■ Aim of the task ■
Nothing but the exact text of the entries should appear in your answer; pictures stay out.

App and web page records
════════

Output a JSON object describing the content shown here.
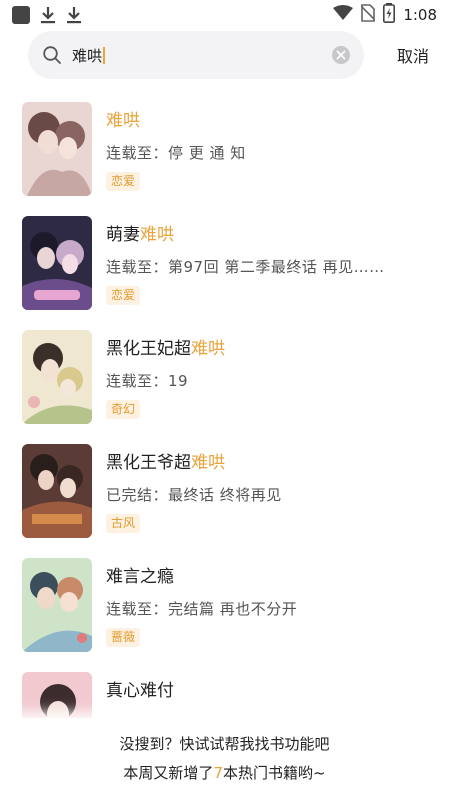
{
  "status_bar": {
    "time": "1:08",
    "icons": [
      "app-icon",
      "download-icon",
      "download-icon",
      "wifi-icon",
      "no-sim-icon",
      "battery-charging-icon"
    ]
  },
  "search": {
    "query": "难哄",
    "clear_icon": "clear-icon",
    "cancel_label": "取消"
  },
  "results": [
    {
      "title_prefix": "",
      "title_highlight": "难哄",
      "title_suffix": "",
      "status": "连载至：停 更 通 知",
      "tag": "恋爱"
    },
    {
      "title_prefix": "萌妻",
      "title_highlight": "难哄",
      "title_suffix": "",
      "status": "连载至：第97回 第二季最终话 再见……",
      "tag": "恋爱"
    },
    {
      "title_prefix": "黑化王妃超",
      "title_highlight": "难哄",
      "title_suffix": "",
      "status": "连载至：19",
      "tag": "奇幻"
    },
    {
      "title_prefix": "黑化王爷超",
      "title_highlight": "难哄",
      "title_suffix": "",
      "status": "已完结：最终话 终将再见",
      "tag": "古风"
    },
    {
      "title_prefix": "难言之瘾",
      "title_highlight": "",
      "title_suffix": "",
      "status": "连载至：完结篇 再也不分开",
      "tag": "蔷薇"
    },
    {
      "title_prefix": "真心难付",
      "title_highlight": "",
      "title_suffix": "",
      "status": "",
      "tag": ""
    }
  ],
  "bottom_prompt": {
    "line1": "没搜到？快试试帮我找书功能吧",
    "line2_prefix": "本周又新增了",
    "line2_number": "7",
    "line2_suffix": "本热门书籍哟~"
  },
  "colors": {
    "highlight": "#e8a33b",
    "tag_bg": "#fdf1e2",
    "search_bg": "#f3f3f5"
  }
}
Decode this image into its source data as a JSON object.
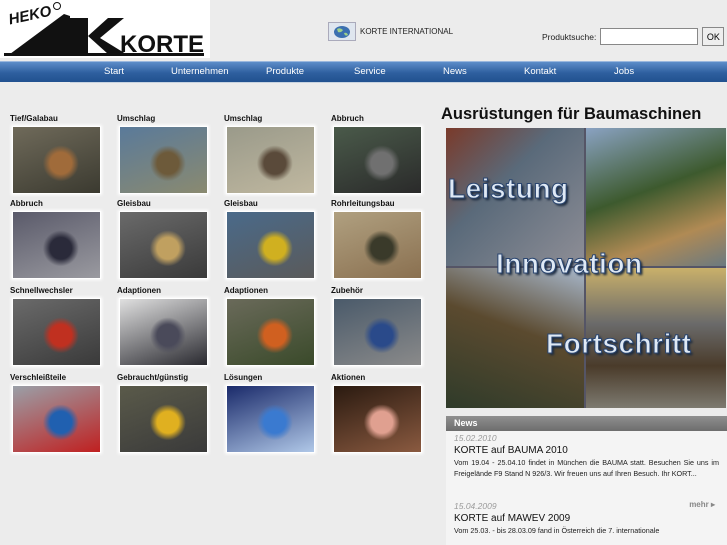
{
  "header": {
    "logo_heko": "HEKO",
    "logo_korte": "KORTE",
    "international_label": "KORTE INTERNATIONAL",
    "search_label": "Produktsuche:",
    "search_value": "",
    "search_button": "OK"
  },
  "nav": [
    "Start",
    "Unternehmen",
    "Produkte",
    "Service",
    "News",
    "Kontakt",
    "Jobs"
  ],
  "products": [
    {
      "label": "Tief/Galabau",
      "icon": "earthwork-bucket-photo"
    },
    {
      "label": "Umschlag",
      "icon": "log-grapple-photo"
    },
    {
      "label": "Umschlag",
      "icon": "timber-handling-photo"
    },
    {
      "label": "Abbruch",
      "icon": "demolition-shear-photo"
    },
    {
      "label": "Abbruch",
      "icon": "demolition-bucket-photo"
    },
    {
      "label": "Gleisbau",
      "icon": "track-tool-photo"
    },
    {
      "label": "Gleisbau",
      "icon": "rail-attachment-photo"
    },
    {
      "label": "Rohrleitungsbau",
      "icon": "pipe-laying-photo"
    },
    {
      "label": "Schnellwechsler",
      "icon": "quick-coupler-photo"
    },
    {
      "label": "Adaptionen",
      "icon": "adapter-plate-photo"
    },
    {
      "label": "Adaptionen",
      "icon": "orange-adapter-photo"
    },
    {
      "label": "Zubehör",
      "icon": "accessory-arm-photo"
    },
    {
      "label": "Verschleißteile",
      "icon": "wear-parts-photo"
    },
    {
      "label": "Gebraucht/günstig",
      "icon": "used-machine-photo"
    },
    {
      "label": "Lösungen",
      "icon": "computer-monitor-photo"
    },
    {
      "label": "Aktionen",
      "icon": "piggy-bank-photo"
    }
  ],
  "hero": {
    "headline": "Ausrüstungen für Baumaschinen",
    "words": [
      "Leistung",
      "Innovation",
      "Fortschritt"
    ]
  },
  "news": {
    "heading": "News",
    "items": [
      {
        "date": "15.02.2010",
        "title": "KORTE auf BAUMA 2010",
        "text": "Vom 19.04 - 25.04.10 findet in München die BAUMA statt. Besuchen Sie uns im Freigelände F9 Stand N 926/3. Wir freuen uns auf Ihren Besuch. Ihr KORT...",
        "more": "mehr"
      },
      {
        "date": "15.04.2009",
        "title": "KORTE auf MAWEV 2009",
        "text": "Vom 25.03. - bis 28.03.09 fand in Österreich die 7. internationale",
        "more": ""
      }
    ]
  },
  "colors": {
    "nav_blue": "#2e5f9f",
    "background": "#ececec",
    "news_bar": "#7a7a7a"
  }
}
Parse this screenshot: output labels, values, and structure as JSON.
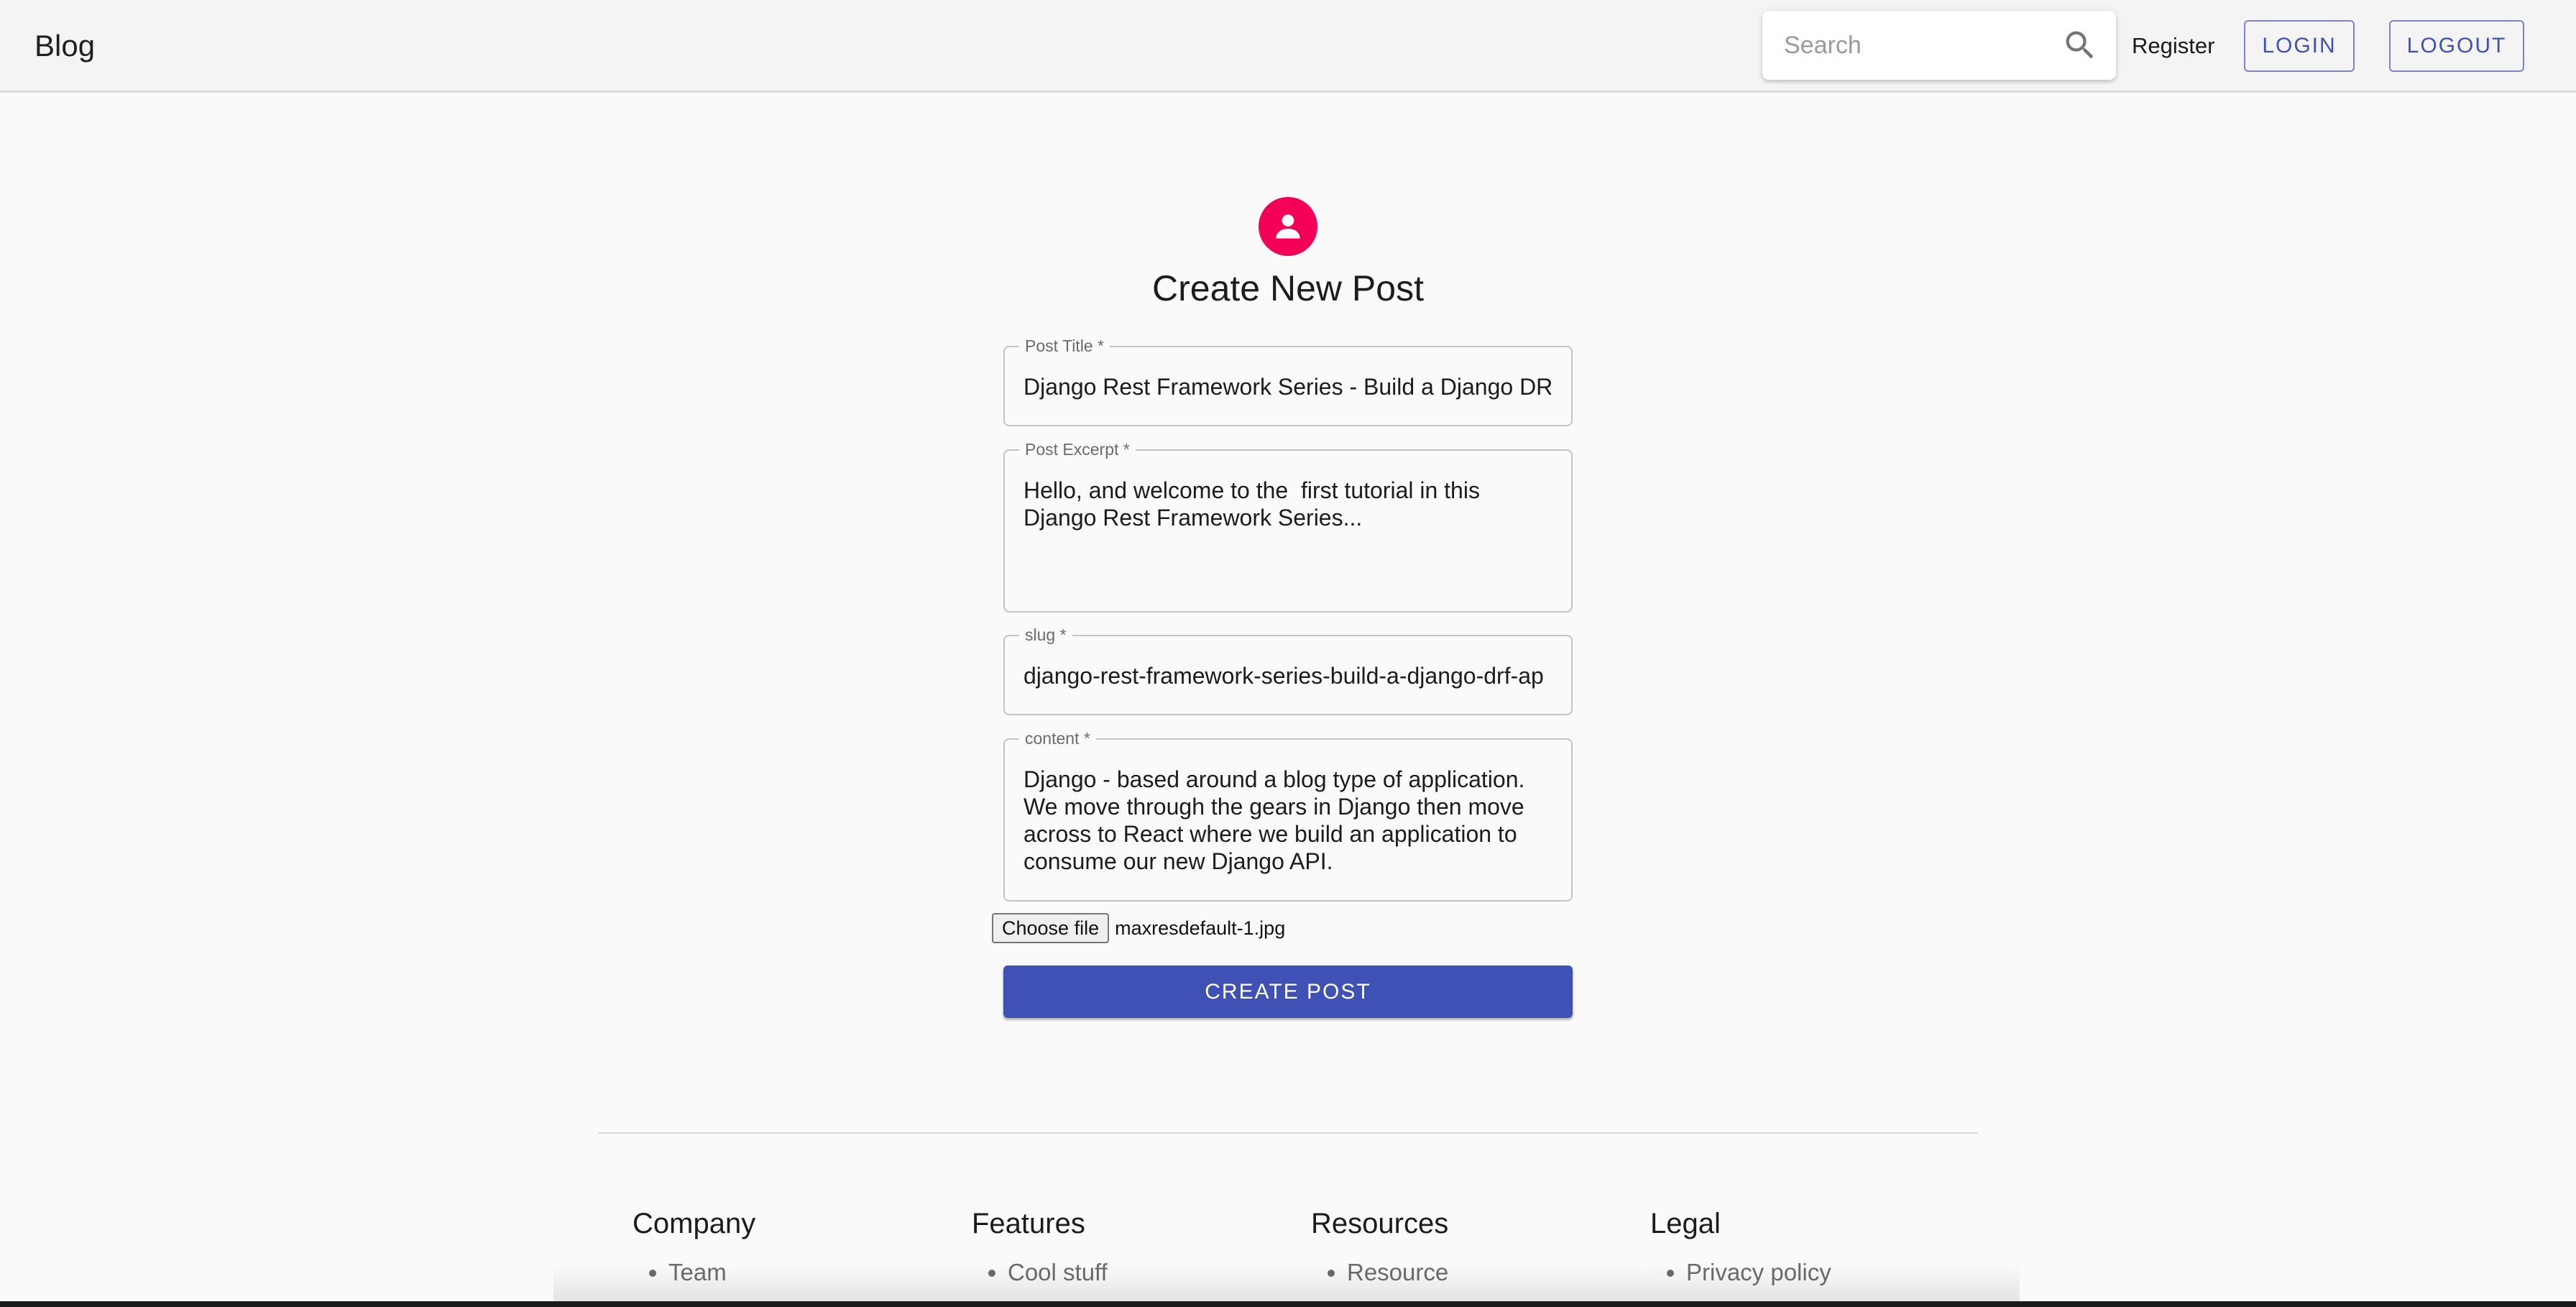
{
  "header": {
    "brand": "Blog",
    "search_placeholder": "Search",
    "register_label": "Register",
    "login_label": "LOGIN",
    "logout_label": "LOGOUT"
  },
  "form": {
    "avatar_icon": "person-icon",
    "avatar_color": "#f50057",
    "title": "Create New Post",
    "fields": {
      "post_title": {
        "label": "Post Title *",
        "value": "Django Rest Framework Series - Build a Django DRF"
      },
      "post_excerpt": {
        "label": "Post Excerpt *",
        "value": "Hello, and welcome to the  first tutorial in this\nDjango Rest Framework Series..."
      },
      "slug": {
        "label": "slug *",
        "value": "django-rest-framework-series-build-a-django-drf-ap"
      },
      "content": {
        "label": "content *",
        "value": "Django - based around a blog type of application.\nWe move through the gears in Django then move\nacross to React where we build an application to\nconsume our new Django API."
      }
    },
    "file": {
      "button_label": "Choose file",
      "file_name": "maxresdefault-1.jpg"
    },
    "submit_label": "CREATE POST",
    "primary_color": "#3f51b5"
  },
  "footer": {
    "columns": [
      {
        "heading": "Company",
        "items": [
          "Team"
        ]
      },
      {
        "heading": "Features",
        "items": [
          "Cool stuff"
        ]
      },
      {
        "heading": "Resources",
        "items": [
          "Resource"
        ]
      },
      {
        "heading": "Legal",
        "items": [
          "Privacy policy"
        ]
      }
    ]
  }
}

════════

■ Answer to this exercise ■
Output a JSON object describing the content shown here.
{
  "status_bar": {
    "time": "1:08",
    "icons": [
      "app-icon",
      "download-icon",
      "download-icon",
      "wifi-icon",
      "no-sim-icon",
      "battery-charging-icon"
    ]
  },
  "search": {
    "query": "难哄",
    "clear_icon": "clear-icon",
    "cancel_label": "取消"
  },
  "results": [
    {
      "title_prefix": "",
      "title_highlight": "难哄",
      "title_suffix": "",
      "status": "连载至：停 更 通 知",
      "tag": "恋爱"
    },
    {
      "title_prefix": "萌妻",
      "title_highlight": "难哄",
      "title_suffix": "",
      "status": "连载至：第97回 第二季最终话 再见……",
      "tag": "恋爱"
    },
    {
      "title_prefix": "黑化王妃超",
      "title_highlight": "难哄",
      "title_suffix": "",
      "status": "连载至：19",
      "tag": "奇幻"
    },
    {
      "title_prefix": "黑化王爷超",
      "title_highlight": "难哄",
      "title_suffix": "",
      "status": "已完结：最终话 终将再见",
      "tag": "古风"
    },
    {
      "title_prefix": "难言之瘾",
      "title_highlight": "",
      "title_suffix": "",
      "status": "连载至：完结篇 再也不分开",
      "tag": "蔷薇"
    },
    {
      "title_prefix": "真心难付",
      "title_highlight": "",
      "title_suffix": "",
      "status": "",
      "tag": ""
    }
  ],
  "bottom_prompt": {
    "line1": "没搜到？快试试帮我找书功能吧",
    "line2_prefix": "本周又新增了",
    "line2_number": "7",
    "line2_suffix": "本热门书籍哟~"
  },
  "colors": {
    "highlight": "#e8a33b",
    "tag_bg": "#fdf1e2",
    "search_bg": "#f3f3f5"
  }
}
Decode this image into its source data as a JSON object.
{
  "header": {
    "logo_heko": "HEKO",
    "logo_korte": "KORTE",
    "international_label": "KORTE INTERNATIONAL",
    "search_label": "Produktsuche:",
    "search_value": "",
    "search_button": "OK"
  },
  "nav": [
    "Start",
    "Unternehmen",
    "Produkte",
    "Service",
    "News",
    "Kontakt",
    "Jobs"
  ],
  "products": [
    {
      "label": "Tief/Galabau",
      "icon": "earthwork-bucket-photo"
    },
    {
      "label": "Umschlag",
      "icon": "log-grapple-photo"
    },
    {
      "label": "Umschlag",
      "icon": "timber-handling-photo"
    },
    {
      "label": "Abbruch",
      "icon": "demolition-shear-photo"
    },
    {
      "label": "Abbruch",
      "icon": "demolition-bucket-photo"
    },
    {
      "label": "Gleisbau",
      "icon": "track-tool-photo"
    },
    {
      "label": "Gleisbau",
      "icon": "rail-attachment-photo"
    },
    {
      "label": "Rohrleitungsbau",
      "icon": "pipe-laying-photo"
    },
    {
      "label": "Schnellwechsler",
      "icon": "quick-coupler-photo"
    },
    {
      "label": "Adaptionen",
      "icon": "adapter-plate-photo"
    },
    {
      "label": "Adaptionen",
      "icon": "orange-adapter-photo"
    },
    {
      "label": "Zubehör",
      "icon": "accessory-arm-photo"
    },
    {
      "label": "Verschleißteile",
      "icon": "wear-parts-photo"
    },
    {
      "label": "Gebraucht/günstig",
      "icon": "used-machine-photo"
    },
    {
      "label": "Lösungen",
      "icon": "computer-monitor-photo"
    },
    {
      "label": "Aktionen",
      "icon": "piggy-bank-photo"
    }
  ],
  "hero": {
    "headline": "Ausrüstungen für Baumaschinen",
    "words": [
      "Leistung",
      "Innovation",
      "Fortschritt"
    ]
  },
  "news": {
    "heading": "News",
    "items": [
      {
        "date": "15.02.2010",
        "title": "KORTE auf BAUMA 2010",
        "text": "Vom 19.04 - 25.04.10 findet in München die BAUMA statt. Besuchen Sie uns im Freigelände F9 Stand N 926/3. Wir freuen uns auf Ihren Besuch. Ihr KORT...",
        "more": "mehr"
      },
      {
        "date": "15.04.2009",
        "title": "KORTE auf MAWEV 2009",
        "text": "Vom 25.03. - bis 28.03.09 fand in Österreich die 7. internationale",
        "more": ""
      }
    ]
  },
  "colors": {
    "nav_blue": "#2e5f9f",
    "background": "#ececec",
    "news_bar": "#7a7a7a"
  }
}
Parse this screenshot: output labels, values, and structure as JSON.
{
  "header": {
    "brand": "Blog",
    "search_placeholder": "Search",
    "register_label": "Register",
    "login_label": "LOGIN",
    "logout_label": "LOGOUT"
  },
  "form": {
    "avatar_icon": "person-icon",
    "avatar_color": "#f50057",
    "title": "Create New Post",
    "fields": {
      "post_title": {
        "label": "Post Title *",
        "value": "Django Rest Framework Series - Build a Django DRF"
      },
      "post_excerpt": {
        "label": "Post Excerpt *",
        "value": "Hello, and welcome to the  first tutorial in this\nDjango Rest Framework Series..."
      },
      "slug": {
        "label": "slug *",
        "value": "django-rest-framework-series-build-a-django-drf-ap"
      },
      "content": {
        "label": "content *",
        "value": "Django - based around a blog type of application.\nWe move through the gears in Django then move\nacross to React where we build an application to\nconsume our new Django API."
      }
    },
    "file": {
      "button_label": "Choose file",
      "file_name": "maxresdefault-1.jpg"
    },
    "submit_label": "CREATE POST",
    "primary_color": "#3f51b5"
  },
  "footer": {
    "columns": [
      {
        "heading": "Company",
        "items": [
          "Team"
        ]
      },
      {
        "heading": "Features",
        "items": [
          "Cool stuff"
        ]
      },
      {
        "heading": "Resources",
        "items": [
          "Resource"
        ]
      },
      {
        "heading": "Legal",
        "items": [
          "Privacy policy"
        ]
      }
    ]
  }
}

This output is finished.